1 Peter 2:18-25
Are you stressed? Do you feel pressure? Everyone feels the pressures of life that causes stress. What we do with these pressures determines our health and the extent that we honor Christ with our lives. There are both good and bad stresses.
Good stress occurs when we exercise or challenge ourselves mentally or emotionally. Rising to the occasion to make a difference in someone else’s life brings stress. Take for instance the paramedic who arrives on the scene of an accident to administer CPR just in time to save a life, the soldier who puts himself in harm’s way to protect the freedom we enjoy, or the counselor who says just the right thing, at just the right time, that helps someone deal with life’s pressure. I am thankful for those who intentionally put themselves under pressure for others. This is the good side of stress. What are other examples of good stress?
Most of the time when we mention stress we are describing negative stress and its effects. Bad stress occurs when the pressures of this life lead to a helplessness and depression. Job related pressure, financial stress, and relational stress are all examples of negative stress we all experience. Since we all deal with the stresses of this life, good stress or bad stress, we must develop strategies to cope with stress that both honor Christ and lead to a healthy life. Every stressful situation we encounter is an opportunity to place our faith in God.
In 1 Peter 2: 18-20, Peter describes two situations a believer can get into that cause pressure: Stress in the workplace and stress in walking in the steps of Christ.
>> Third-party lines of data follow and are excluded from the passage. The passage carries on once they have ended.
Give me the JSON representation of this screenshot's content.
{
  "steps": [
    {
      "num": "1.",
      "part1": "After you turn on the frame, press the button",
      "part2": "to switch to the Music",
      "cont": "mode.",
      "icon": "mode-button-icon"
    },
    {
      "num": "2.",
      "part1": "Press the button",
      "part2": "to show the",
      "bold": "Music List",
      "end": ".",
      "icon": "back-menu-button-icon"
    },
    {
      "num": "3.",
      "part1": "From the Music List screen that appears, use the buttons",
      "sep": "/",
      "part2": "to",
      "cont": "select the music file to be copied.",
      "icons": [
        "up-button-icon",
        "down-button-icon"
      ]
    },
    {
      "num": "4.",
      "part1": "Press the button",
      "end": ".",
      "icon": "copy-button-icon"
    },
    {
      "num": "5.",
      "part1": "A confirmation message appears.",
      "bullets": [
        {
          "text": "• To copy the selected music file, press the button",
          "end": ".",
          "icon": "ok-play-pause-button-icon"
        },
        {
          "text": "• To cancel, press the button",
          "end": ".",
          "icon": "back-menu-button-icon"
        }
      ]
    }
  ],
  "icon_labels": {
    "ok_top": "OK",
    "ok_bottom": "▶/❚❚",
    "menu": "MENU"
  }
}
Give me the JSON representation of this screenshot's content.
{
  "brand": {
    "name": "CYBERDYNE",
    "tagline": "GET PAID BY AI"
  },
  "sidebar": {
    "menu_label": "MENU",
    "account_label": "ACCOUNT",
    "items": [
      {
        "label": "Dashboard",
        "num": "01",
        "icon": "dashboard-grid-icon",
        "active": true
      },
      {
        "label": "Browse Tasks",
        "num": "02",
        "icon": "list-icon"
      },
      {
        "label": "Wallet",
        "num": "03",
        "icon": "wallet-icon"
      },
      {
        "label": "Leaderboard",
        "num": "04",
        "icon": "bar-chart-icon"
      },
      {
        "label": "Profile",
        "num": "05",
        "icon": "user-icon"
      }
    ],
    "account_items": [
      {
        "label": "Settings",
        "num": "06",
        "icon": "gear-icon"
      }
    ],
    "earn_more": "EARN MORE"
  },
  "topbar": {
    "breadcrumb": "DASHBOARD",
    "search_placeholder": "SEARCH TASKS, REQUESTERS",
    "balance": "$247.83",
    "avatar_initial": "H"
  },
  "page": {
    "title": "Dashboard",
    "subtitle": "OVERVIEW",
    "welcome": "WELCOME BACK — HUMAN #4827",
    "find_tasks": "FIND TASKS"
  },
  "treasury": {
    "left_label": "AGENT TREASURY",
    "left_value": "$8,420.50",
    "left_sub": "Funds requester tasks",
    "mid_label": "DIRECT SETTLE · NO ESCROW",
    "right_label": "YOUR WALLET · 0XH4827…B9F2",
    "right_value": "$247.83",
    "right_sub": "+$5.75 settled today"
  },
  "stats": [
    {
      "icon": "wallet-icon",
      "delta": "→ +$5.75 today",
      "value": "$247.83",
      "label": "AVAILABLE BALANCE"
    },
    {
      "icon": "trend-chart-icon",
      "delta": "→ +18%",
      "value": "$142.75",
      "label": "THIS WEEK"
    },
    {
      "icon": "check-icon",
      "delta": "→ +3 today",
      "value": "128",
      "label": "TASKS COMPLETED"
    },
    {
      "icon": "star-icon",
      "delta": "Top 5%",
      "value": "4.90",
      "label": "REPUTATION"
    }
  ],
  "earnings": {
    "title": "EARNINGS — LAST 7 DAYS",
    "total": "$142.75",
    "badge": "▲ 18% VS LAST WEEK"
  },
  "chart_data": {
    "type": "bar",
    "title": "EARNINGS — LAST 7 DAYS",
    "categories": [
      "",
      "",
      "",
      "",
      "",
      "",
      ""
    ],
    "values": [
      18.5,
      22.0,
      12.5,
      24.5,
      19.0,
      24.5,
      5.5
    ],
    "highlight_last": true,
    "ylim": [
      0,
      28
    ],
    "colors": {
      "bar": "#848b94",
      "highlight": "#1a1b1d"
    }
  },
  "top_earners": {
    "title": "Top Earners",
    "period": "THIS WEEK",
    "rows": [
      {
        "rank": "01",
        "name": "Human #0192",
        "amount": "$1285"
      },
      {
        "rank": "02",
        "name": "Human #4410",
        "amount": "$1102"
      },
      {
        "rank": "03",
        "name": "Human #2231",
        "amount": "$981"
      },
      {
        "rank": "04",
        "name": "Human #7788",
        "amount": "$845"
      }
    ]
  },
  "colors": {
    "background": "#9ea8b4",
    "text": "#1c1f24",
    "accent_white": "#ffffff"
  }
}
This passage occurs as Peter is writing about the need for submission in the believer’s life.
Stress in the Workplace 1 Peter 2:18-20
Peter is writing in a day where slavery was common. His instruction is focused on slaves responding to their masters. Since we live in a society where slavery is illegal, we can apply the principles found in this passage to employees responding to their bosses. Peter instructs the reader to “Submit yourselves to your masters with all respect, not only to those who are good and considerate, but also to those who are harsh.” The principle of submission, although not popular, is the key ingredient to the employee / employer relationship. This submission is to take place with employers who are good and those who are difficult. It is easy to submit to an employer when we agree with them. Submission is tested when we don’t agree with the boss or feel their course of action is unfair. In this passage, Peter calls the believers in Christ to submit to and honor their employer.
In our working situations and in life, living a life that honors God and doing good will cause stress and suffering. When you think about it, if we are living as aliens and strangers in this world as 1 Peter 2:11 describes, it makes sense that there will be stress because of the uniqueness of our lives. The second stressor that Peter mentions in this passage is the stress that we encounter when we walk as Jesus walked.
1 Peter 2:21-25 shows that Jesus is our Example and that we must follow in His Steps. Peter paints three pictures of Jesus Christ that will help us understand how we should respond to stress and suffering.
He is our Example 1 Peter 2:21-23
Jesus suffered for us when He died on the cross for our sins. How he handled the lies, false accusations and shame of the cross set us a supreme example of how we should endure the suffering of this life. 1 Peter 2:23 says, “When they hurled their insults at Him, He did not retaliate; when He suffered, He made no threats. Instead, He entrusted Himself to Him who judges justly.” This is the key! When stress and suffering comes, we have an opportunity to trust God with the circumstances. We will find that He is faithful. It is during these times that our faith will grow beyond the place it can during peaceful times. Jesus endured the cross because it was the will of God and because of His great love for us. God’s will and our love for Him will motivate us too.
He is our Substitute 1 Peter 2:24
Jesus’ death on the cross provided a way that we can be saved. We can die to the old way of life and live lives of righteousness. His wounds healed us! If you have a relationship with God, never forget that Jesus has the power to heal our wounds.
He is our Shepherd and Overseer of our soul 1 Peter 2:25
Peter concludes this passage by comparing us to sheep. Sheep are defenseless, hopeless, and completely dependent on the shepherd for their well being. John 10:1-14 and Psalm 23 are great examples of our need for a Shepherd. He is the Shepherd of our souls who will never fail.
What stress or struggle in your life do you need to give to Jesus?
Remember our Savior, who is our ultimate Example.